A Savvy Gardener Gives Deer Their Own Clover Meadow
|Susan's pond is a magnet for wildlife and great place to relax after a busy day at work.|
When Susan Malatich-Asack moved to her new home in Princeton, N.J., two years ago, she knew she had to make peace with the wildlife. "Deer are a big problem in New Jersey," she says. "I had to take what the landscape offered and get smart about planting shrubs and perennial flowers in deer country," says Susan.
Susan's approach has been a resounding success. She's created a 3-acre oasis that flowers, deer and other wildlife all call home.A Garden For Deer
One acre of Susan's property is wooded, one acre is gardens and one acre is for the deer. "We decided that instead of fighting the deer, we'd try to work with them," she says. Susan planted a 1-acre clover meadow, a favorite deer food. "The deer tend to stay in the field in summer and leave most of my plants at peace," she says. Susan still has to be careful because the errant deer will roam beyond the clover field. "I've found there are certain perennials and shrubs deer don't like to eat, such as iris, salvia, coneflowers, boxwood, butterfly bush, caryopteris, daisy and bee balm," says Susan. "I've replaced my roses and lilies with agastache and coreopsis. They seem to stay away from these as well," she says.
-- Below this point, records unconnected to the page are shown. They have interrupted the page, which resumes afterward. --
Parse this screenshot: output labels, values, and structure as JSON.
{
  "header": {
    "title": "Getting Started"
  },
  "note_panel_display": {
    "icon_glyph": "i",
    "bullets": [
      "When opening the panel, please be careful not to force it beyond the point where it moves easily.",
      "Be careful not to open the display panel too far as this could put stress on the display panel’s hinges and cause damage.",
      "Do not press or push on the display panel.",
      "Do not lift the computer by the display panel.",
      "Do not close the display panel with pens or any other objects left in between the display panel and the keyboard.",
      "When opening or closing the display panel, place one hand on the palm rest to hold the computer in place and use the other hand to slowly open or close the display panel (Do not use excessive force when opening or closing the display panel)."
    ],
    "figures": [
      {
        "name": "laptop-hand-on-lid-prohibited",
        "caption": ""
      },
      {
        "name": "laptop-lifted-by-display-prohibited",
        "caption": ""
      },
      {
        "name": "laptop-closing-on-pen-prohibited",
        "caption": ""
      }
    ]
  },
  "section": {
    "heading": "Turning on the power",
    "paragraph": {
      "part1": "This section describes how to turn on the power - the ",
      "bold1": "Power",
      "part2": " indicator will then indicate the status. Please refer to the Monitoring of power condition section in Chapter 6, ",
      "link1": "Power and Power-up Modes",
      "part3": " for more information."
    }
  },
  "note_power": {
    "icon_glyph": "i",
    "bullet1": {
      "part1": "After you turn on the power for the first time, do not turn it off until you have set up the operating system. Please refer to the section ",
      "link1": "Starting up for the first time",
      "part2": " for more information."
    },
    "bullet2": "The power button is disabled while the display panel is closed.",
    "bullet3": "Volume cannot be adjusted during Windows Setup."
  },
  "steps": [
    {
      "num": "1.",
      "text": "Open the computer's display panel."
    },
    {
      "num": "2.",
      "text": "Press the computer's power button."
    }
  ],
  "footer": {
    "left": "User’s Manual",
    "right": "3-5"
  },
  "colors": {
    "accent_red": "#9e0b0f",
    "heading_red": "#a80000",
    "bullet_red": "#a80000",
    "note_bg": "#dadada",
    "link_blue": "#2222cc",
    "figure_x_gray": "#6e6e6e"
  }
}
Susan keeps the flowers that she knows deer love eat, close to her house where deer are more reluctant to wander. She has also had success spraying deer and repellent on the foliage to keep them away. "This spray is so offensive to the deer, they don't even touch my hostas," says Susan.
|Many of the flowers in Susan's garden are deer-resistant.|
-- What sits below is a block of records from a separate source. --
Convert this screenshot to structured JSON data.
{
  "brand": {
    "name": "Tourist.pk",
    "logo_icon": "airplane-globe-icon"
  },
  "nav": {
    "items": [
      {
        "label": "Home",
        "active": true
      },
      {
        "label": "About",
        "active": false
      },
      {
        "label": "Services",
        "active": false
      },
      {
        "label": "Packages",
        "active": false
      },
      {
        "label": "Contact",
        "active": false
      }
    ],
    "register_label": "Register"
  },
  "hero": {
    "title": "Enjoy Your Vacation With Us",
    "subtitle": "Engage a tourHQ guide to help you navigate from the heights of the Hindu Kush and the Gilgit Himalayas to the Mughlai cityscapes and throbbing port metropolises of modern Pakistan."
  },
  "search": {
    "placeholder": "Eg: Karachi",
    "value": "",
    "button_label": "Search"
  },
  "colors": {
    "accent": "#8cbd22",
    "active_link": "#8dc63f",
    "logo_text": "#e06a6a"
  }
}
While Susan has to be creative about keeping deer out of the garden, she encourages the other wildlife in her yard. "We have box turtles, turkeys, frogs and many types of birds," she says. Her pond is home to fish and frogs. To keep the pond healthy she uses Barley Balls. "My pond water was getting murky so I dropped a barley ball in and two weeks later, the water was clear," she says. Susan also uses the Aquasphere to prevent slime from growing in her pond. "There is always some kind of plant debris, such as leaves, blowing into the pond. The Aquasphere uses bacteria and enzymes to break down leaves and other organic materials that may cloud the water," she says.
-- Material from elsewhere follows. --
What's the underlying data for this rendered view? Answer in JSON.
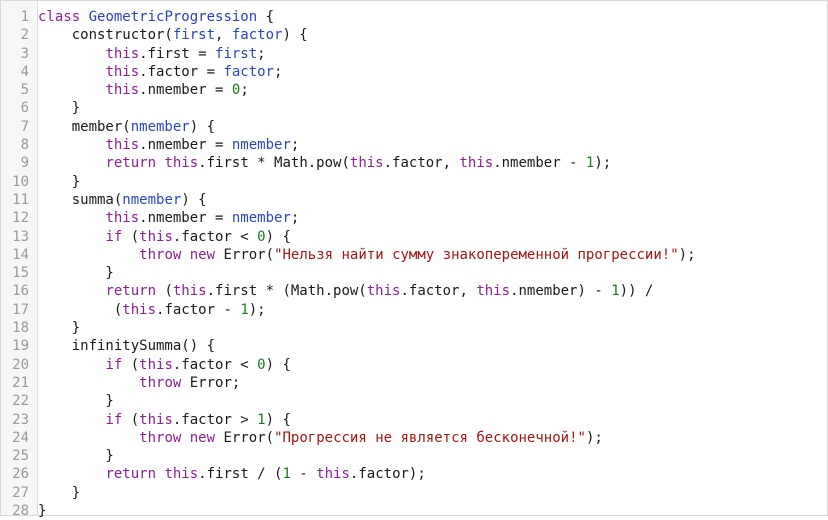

With a pond often comes mosquitoes but Susan says the frogs and tree swallows mostly take care of them. She still uses Mosquito Dunks for small areas of standing water where mosquitoes might breed. "The tree swallows can only eat so many mosquitoes," she says.A Gardening Passion
Growing up in Germany, Susan was exposed to gardens and gardeners much of her childhood. However, she gives her husband credit for cultivating her passion for gardening as an adult. "When he was my fiancée, he bought me an indoor light garden as a gift," she says. "That was 16 years ago and I've been hooked ever since." Now Susan starts all her annual and perennial flowers from seed in APS seedstarters. "I can start the flowers from seed and grow them to a large enough size to transplant directly in the garden," she says.
|Susan uses Barley Balls to control algae growth in her pond.|
What began as a 3x8-foot garden outside her condo, turned into a quarter-acre garden at their first home and is now 3 acres of landscaping at their present home. But it's all a labor of love. "I work managing and leasing commercial real estate. My garden is a great place to escape. It is my exercise, my stress relief and my place of beauty," she says.Time Saving Techniques
Since she's so busy, Susan has to employ time saving techniques and products to help maintain the gardens. "I wouldn't be the gardener I am without Gardener's Supply," says Susan. "I plant lots of containers and grow many tropical flowers such as elephant ears, cannas and chenille plants. Self-watering containers sometimes let me go a week without watering," she says.
Susan uses Aqua Cones to keep her other containers moist. "My morning glories stay lush and flower continuously due to the constant water from the aqua cones," says Susan. "During the heat of summer I water some of my containers twice a day. The Aqua Cones give me a little time off," she says. Her next purchase will be a drip irrigation system.
Saving time on gardening chores lets Susan spend more time enjoying the wildlife in her yardand chasing the occasional deer from her flowers.